(Component data from apps and pages)

__________________________________________________

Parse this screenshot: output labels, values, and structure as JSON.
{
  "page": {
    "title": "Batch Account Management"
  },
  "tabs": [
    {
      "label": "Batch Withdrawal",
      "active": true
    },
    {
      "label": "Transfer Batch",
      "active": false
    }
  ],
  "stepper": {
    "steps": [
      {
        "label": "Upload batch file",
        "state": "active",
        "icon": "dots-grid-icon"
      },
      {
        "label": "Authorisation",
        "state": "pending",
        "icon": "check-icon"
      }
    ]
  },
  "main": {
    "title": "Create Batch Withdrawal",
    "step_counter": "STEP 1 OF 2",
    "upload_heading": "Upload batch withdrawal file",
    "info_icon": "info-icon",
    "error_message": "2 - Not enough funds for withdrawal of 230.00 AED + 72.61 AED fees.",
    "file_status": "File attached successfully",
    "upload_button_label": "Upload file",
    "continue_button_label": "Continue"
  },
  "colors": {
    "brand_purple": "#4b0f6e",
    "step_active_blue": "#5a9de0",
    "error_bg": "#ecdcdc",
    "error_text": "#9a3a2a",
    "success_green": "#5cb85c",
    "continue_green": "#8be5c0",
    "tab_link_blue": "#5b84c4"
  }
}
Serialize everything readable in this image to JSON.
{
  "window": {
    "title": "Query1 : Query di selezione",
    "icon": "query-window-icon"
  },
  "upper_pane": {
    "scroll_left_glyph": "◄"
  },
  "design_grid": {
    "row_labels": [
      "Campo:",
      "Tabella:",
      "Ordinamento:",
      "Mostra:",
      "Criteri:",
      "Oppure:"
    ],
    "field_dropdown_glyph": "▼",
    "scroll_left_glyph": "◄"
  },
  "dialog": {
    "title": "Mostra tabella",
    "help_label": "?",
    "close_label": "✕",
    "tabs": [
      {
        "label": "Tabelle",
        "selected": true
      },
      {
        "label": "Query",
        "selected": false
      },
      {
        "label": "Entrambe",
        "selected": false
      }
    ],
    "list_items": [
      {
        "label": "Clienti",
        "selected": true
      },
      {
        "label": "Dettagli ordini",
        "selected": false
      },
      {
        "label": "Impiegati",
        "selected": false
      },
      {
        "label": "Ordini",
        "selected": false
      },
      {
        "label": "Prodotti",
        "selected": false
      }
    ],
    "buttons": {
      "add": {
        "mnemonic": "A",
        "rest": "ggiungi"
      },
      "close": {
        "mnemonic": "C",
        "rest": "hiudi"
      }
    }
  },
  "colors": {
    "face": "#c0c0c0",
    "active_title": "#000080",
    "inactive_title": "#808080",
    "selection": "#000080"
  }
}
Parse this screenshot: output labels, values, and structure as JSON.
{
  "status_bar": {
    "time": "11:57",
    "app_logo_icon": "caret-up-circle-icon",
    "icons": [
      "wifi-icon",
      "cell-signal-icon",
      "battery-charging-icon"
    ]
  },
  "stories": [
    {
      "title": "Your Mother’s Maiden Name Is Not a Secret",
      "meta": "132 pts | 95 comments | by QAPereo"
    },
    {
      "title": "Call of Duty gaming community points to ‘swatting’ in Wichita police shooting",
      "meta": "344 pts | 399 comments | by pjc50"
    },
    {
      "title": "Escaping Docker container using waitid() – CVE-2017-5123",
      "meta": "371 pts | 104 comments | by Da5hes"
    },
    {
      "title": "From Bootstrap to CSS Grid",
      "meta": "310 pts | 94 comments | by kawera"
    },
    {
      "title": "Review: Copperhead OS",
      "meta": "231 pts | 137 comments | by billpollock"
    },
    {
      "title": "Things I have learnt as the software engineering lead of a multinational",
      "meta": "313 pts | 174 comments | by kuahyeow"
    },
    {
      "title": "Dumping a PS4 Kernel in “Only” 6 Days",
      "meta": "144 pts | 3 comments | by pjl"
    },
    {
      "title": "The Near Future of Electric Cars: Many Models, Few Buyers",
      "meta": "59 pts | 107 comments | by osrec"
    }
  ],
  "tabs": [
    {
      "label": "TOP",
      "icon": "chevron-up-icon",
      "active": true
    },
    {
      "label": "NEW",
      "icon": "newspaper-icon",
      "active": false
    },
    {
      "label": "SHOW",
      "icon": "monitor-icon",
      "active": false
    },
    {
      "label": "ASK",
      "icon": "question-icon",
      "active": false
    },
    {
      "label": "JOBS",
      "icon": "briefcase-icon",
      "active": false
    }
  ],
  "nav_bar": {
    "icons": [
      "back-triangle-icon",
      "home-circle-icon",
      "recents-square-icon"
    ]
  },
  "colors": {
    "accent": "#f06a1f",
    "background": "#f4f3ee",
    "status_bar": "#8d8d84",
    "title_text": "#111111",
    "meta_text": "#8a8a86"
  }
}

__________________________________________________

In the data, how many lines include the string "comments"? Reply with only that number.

8